> **Problem**:
Write out each record exactly and skip every image.

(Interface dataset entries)
□ □ □ □ □

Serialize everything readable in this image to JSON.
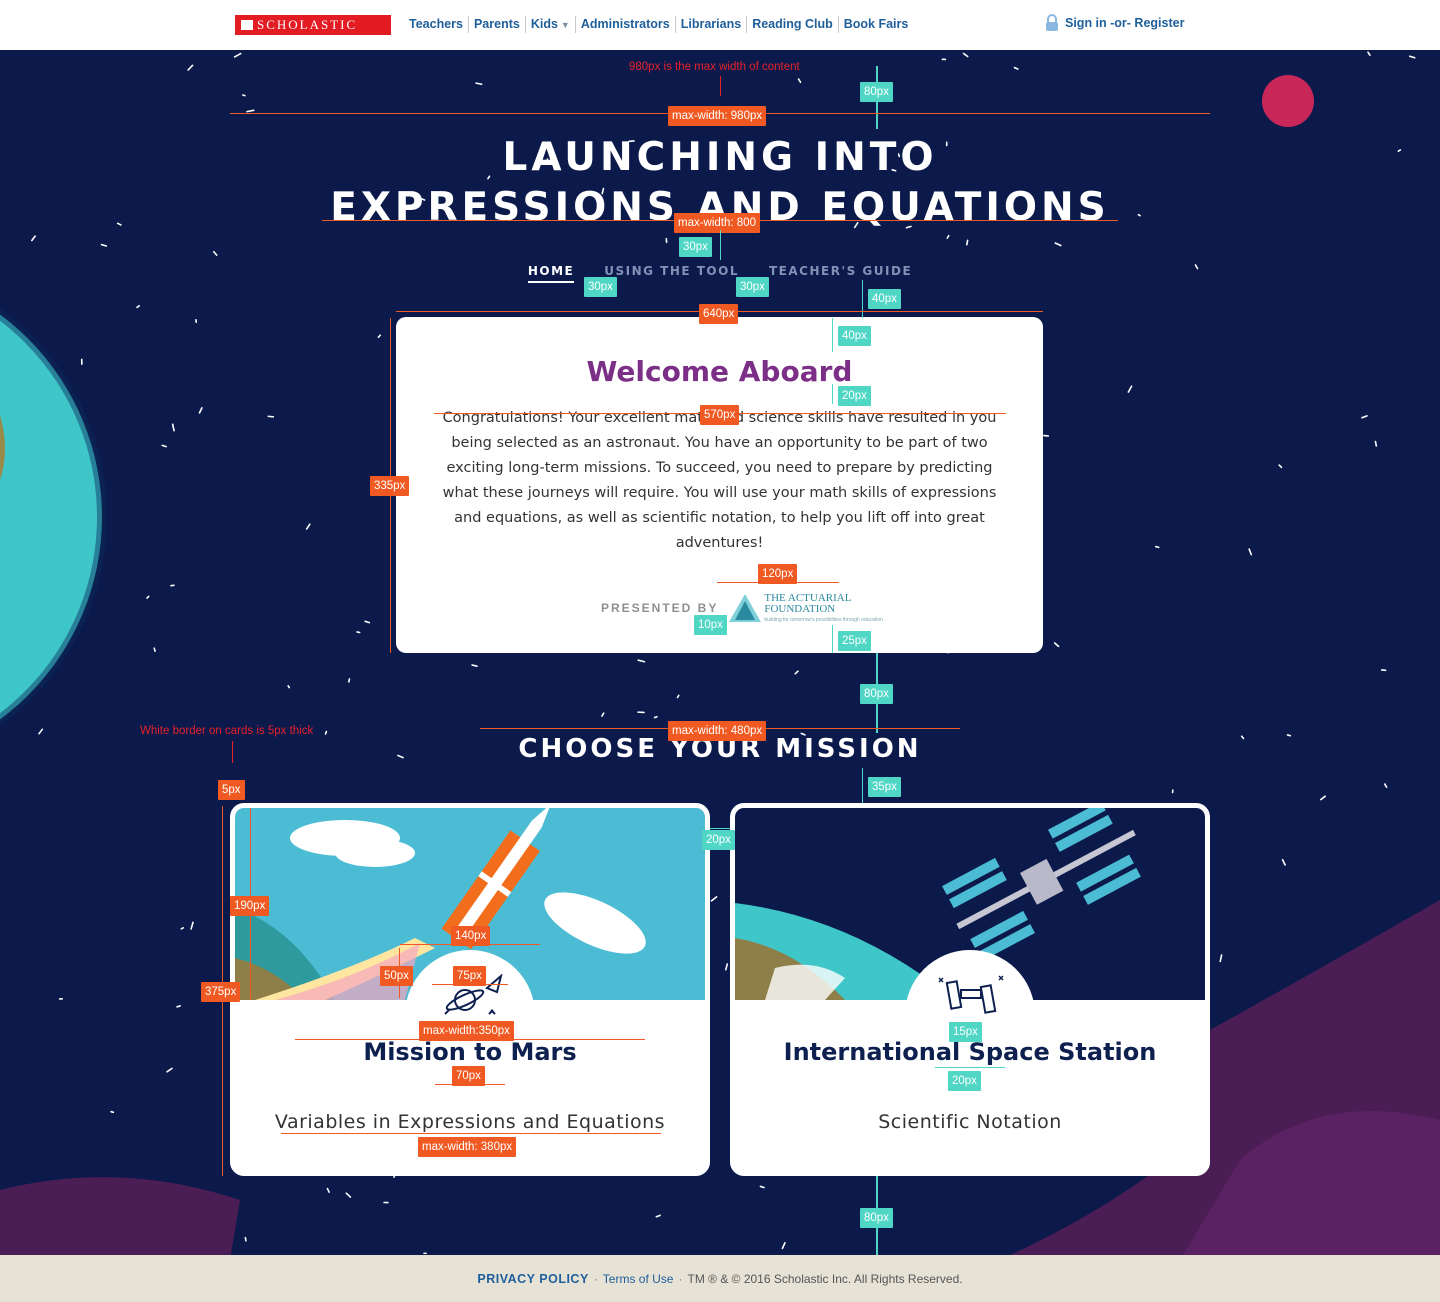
{
  "header": {
    "logo_text": "SCHOLASTIC",
    "nav": [
      "Teachers",
      "Parents",
      "Kids",
      "Administrators",
      "Librarians",
      "Reading Club",
      "Book Fairs"
    ],
    "signin": "Sign in -or- Register"
  },
  "hero": {
    "title_line1": "LAUNCHING INTO",
    "title_line2": "EXPRESSIONS AND EQUATIONS"
  },
  "subnav": [
    "HOME",
    "USING THE TOOL",
    "TEACHER'S GUIDE"
  ],
  "welcome": {
    "title": "Welcome Aboard",
    "body": "Congratulations! Your excellent math and science skills have resulted in you being selected as an astronaut. You have an opportunity to be part of two exciting long-term missions. To succeed, you need to prepare by predicting what these journeys will require. You will use your math skills of expressions and equations, as well as scientific notation, to help you lift off into great adventures!",
    "presented_by": "PRESENTED BY",
    "sponsor_line1": "THE ACTUARIAL",
    "sponsor_line2": "FOUNDATION",
    "sponsor_tagline": "building for tomorrow's possibilities through education"
  },
  "missions": {
    "heading": "CHOOSE YOUR MISSION",
    "cards": [
      {
        "title": "Mission to Mars",
        "subtitle": "Variables in Expressions and Equations",
        "icon": "rocket-planet-icon"
      },
      {
        "title": "International Space Station",
        "subtitle": "Scientific Notation",
        "icon": "space-station-icon"
      }
    ]
  },
  "footer": {
    "privacy": "PRIVACY POLICY",
    "terms": "Terms of Use",
    "copyright": "TM ® & © 2016 Scholastic Inc. All Rights Reserved."
  },
  "annotations": {
    "note_maxwidth": "980px is the max width of content",
    "note_border": "White border on cards is 5px thick",
    "orange": [
      "max-width: 980px",
      "max-width: 800",
      "640px",
      "570px",
      "335px",
      "120px",
      "max-width: 480px",
      "5px",
      "190px",
      "375px",
      "140px",
      "50px",
      "75px",
      "max-width:350px",
      "70px",
      "max-width: 380px"
    ],
    "teal": [
      "80px",
      "30px",
      "30px",
      "30px",
      "40px",
      "40px",
      "20px",
      "10px",
      "25px",
      "80px",
      "35px",
      "20px",
      "15px",
      "20px",
      "80px"
    ]
  },
  "colors": {
    "space": "#0b1a4b",
    "welcome_title": "#7b2f86",
    "mission_title": "#0d2050",
    "annotation_orange": "#f05a22",
    "annotation_teal": "#4fd6c4",
    "scholastic_red": "#e31b23",
    "link_blue": "#1f5f9c"
  }
}
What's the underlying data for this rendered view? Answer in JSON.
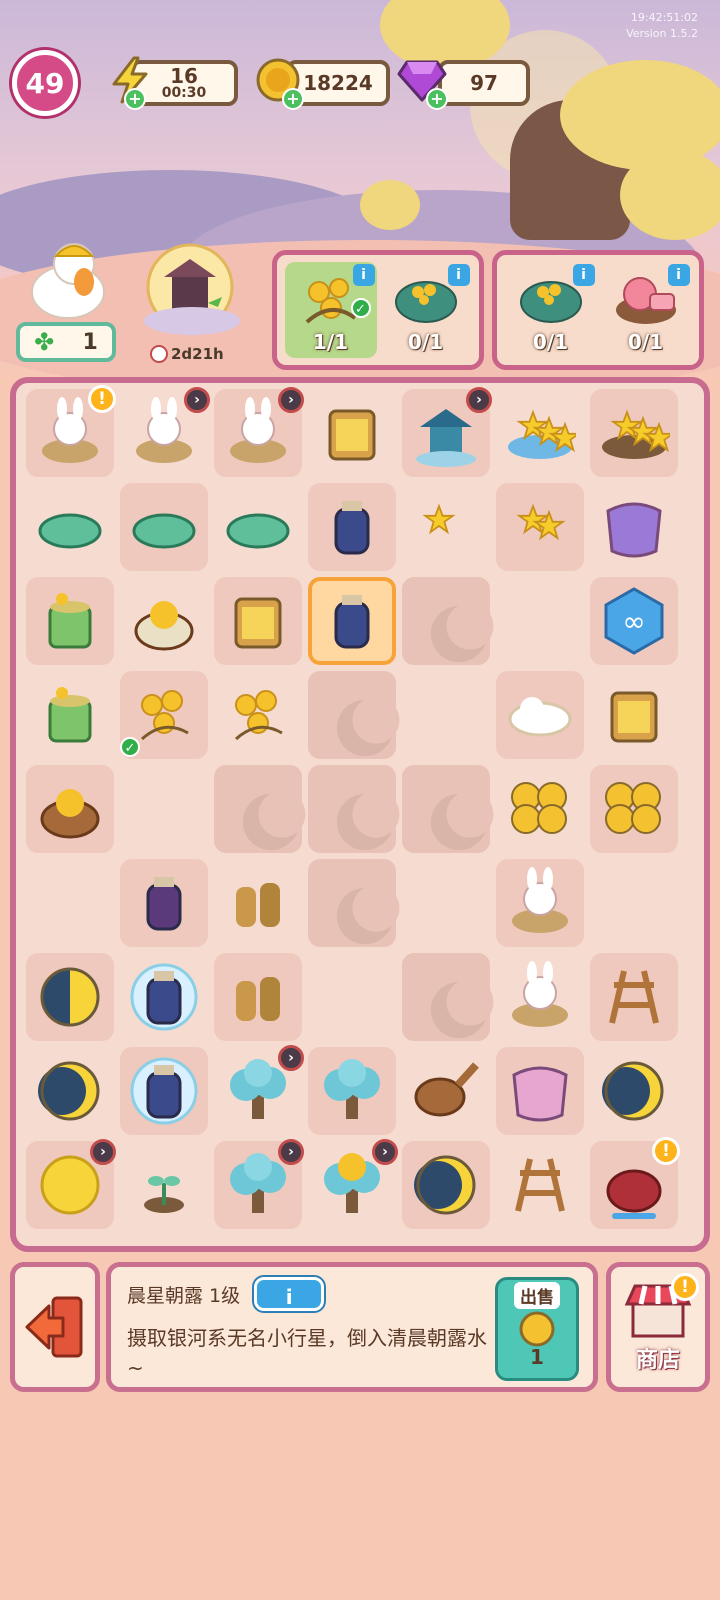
{
  "version_text": [
    "19:42:51:02",
    "Version 1.5.2"
  ],
  "top_bar": {
    "level": "49",
    "energy": {
      "value": "16",
      "timer": "00:30",
      "icon": "lightning-icon"
    },
    "coins": {
      "value": "18224",
      "icon": "coin-icon"
    },
    "gems": {
      "value": "97",
      "icon": "gem-icon"
    }
  },
  "helper": {
    "count": "1",
    "icon": "clover-icon"
  },
  "event": {
    "timer": "2d21h",
    "icon": "moon-pagoda-event-icon"
  },
  "orders": [
    {
      "items": [
        {
          "name": "osmanthus-flower",
          "count": "1/1",
          "done": true
        },
        {
          "name": "leaf-wrap",
          "count": "0/1",
          "done": false
        }
      ]
    },
    {
      "items": [
        {
          "name": "leaf-wrap",
          "count": "0/1",
          "done": false
        },
        {
          "name": "pink-mooncake-basket",
          "count": "0/1",
          "done": false
        }
      ]
    }
  ],
  "board": {
    "items": [
      "rabbit-mortar-producer",
      "bunny-mortar",
      "bunny-mortar-2",
      "lantern-box-stars",
      "moon-pagoda",
      "star-plate",
      "star-basket",
      "green-tray",
      "jade-bowl",
      "jade-flower-plate",
      "water-bottle",
      "star-1",
      "star-2",
      "purple-cloth",
      "bamboo-bucket",
      "jelly-cake",
      "lantern-jar",
      "dew-cup",
      "locked",
      "empty",
      "infinity-token",
      "bamboo-bucket-2",
      "osmanthus-flower",
      "osmanthus-sprig",
      "locked",
      "empty",
      "cloud",
      "lantern-box-stars-2",
      "flower-basket",
      "empty",
      "locked",
      "locked",
      "locked",
      "coin-stack",
      "coin-pile",
      "empty",
      "ink-bottle",
      "twine-rolls",
      "locked",
      "empty",
      "bunny-pillow",
      "empty",
      "half-moon",
      "bubble-jar",
      "thread-spool",
      "empty",
      "locked",
      "bunny-slippers",
      "loom-frame",
      "crescent-moon",
      "bubble-jars",
      "blue-tree",
      "blue-tree-2",
      "wooden-scoop",
      "pink-cloth",
      "mooncake",
      "full-moon",
      "sprout",
      "blue-tree-3",
      "osmanthus-tree",
      "taro-mooncake",
      "loom-glow",
      "red-teapot"
    ]
  },
  "info": {
    "title": "晨星朝露 1级",
    "info_button": "i",
    "description": "摄取银河系无名小行星，倒入清晨朝露水~",
    "sell_label": "出售",
    "sell_value": "1"
  },
  "shop": {
    "label": "商店",
    "alert": "!"
  },
  "colors": {
    "board_border": "#c76b90",
    "board_bg": "#f6dcd0",
    "accent_blue": "#3aa6e4",
    "level_pink": "#d54b87"
  }
}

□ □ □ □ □

> **Answer section**:
Serialize everything readable in this image to JSON.
{
  "header": {
    "logo_text": "SCHOLASTIC",
    "nav": [
      "Teachers",
      "Parents",
      "Kids",
      "Administrators",
      "Librarians",
      "Reading Club",
      "Book Fairs"
    ],
    "signin": "Sign in -or- Register"
  },
  "hero": {
    "title_line1": "LAUNCHING INTO",
    "title_line2": "EXPRESSIONS AND EQUATIONS"
  },
  "subnav": [
    "HOME",
    "USING THE TOOL",
    "TEACHER'S GUIDE"
  ],
  "welcome": {
    "title": "Welcome Aboard",
    "body": "Congratulations! Your excellent math and science skills have resulted in you being selected as an astronaut. You have an opportunity to be part of two exciting long-term missions. To succeed, you need to prepare by predicting what these journeys will require. You will use your math skills of expressions and equations, as well as scientific notation, to help you lift off into great adventures!",
    "presented_by": "PRESENTED BY",
    "sponsor_line1": "THE ACTUARIAL",
    "sponsor_line2": "FOUNDATION",
    "sponsor_tagline": "building for tomorrow's possibilities through education"
  },
  "missions": {
    "heading": "CHOOSE YOUR MISSION",
    "cards": [
      {
        "title": "Mission to Mars",
        "subtitle": "Variables in Expressions and Equations",
        "icon": "rocket-planet-icon"
      },
      {
        "title": "International Space Station",
        "subtitle": "Scientific Notation",
        "icon": "space-station-icon"
      }
    ]
  },
  "footer": {
    "privacy": "PRIVACY POLICY",
    "terms": "Terms of Use",
    "copyright": "TM ® & © 2016 Scholastic Inc. All Rights Reserved."
  },
  "annotations": {
    "note_maxwidth": "980px is the max width of content",
    "note_border": "White border on cards is 5px thick",
    "orange": [
      "max-width: 980px",
      "max-width: 800",
      "640px",
      "570px",
      "335px",
      "120px",
      "max-width: 480px",
      "5px",
      "190px",
      "375px",
      "140px",
      "50px",
      "75px",
      "max-width:350px",
      "70px",
      "max-width: 380px"
    ],
    "teal": [
      "80px",
      "30px",
      "30px",
      "30px",
      "40px",
      "40px",
      "20px",
      "10px",
      "25px",
      "80px",
      "35px",
      "20px",
      "15px",
      "20px",
      "80px"
    ]
  },
  "colors": {
    "space": "#0b1a4b",
    "welcome_title": "#7b2f86",
    "mission_title": "#0d2050",
    "annotation_orange": "#f05a22",
    "annotation_teal": "#4fd6c4",
    "scholastic_red": "#e31b23",
    "link_blue": "#1f5f9c"
  }
}
What's the underlying data for this rendered view? Answer in JSON.
{
  "version_text": [
    "19:42:51:02",
    "Version 1.5.2"
  ],
  "top_bar": {
    "level": "49",
    "energy": {
      "value": "16",
      "timer": "00:30",
      "icon": "lightning-icon"
    },
    "coins": {
      "value": "18224",
      "icon": "coin-icon"
    },
    "gems": {
      "value": "97",
      "icon": "gem-icon"
    }
  },
  "helper": {
    "count": "1",
    "icon": "clover-icon"
  },
  "event": {
    "timer": "2d21h",
    "icon": "moon-pagoda-event-icon"
  },
  "orders": [
    {
      "items": [
        {
          "name": "osmanthus-flower",
          "count": "1/1",
          "done": true
        },
        {
          "name": "leaf-wrap",
          "count": "0/1",
          "done": false
        }
      ]
    },
    {
      "items": [
        {
          "name": "leaf-wrap",
          "count": "0/1",
          "done": false
        },
        {
          "name": "pink-mooncake-basket",
          "count": "0/1",
          "done": false
        }
      ]
    }
  ],
  "board": {
    "items": [
      "rabbit-mortar-producer",
      "bunny-mortar",
      "bunny-mortar-2",
      "lantern-box-stars",
      "moon-pagoda",
      "star-plate",
      "star-basket",
      "green-tray",
      "jade-bowl",
      "jade-flower-plate",
      "water-bottle",
      "star-1",
      "star-2",
      "purple-cloth",
      "bamboo-bucket",
      "jelly-cake",
      "lantern-jar",
      "dew-cup",
      "locked",
      "empty",
      "infinity-token",
      "bamboo-bucket-2",
      "osmanthus-flower",
      "osmanthus-sprig",
      "locked",
      "empty",
      "cloud",
      "lantern-box-stars-2",
      "flower-basket",
      "empty",
      "locked",
      "locked",
      "locked",
      "coin-stack",
      "coin-pile",
      "empty",
      "ink-bottle",
      "twine-rolls",
      "locked",
      "empty",
      "bunny-pillow",
      "empty",
      "half-moon",
      "bubble-jar",
      "thread-spool",
      "empty",
      "locked",
      "bunny-slippers",
      "loom-frame",
      "crescent-moon",
      "bubble-jars",
      "blue-tree",
      "blue-tree-2",
      "wooden-scoop",
      "pink-cloth",
      "mooncake",
      "full-moon",
      "sprout",
      "blue-tree-3",
      "osmanthus-tree",
      "taro-mooncake",
      "loom-glow",
      "red-teapot"
    ]
  },
  "info": {
    "title": "晨星朝露 1级",
    "info_button": "i",
    "description": "摄取银河系无名小行星，倒入清晨朝露水~",
    "sell_label": "出售",
    "sell_value": "1"
  },
  "shop": {
    "label": "商店",
    "alert": "!"
  },
  "colors": {
    "board_border": "#c76b90",
    "board_bg": "#f6dcd0",
    "accent_blue": "#3aa6e4",
    "level_pink": "#d54b87"
  }
}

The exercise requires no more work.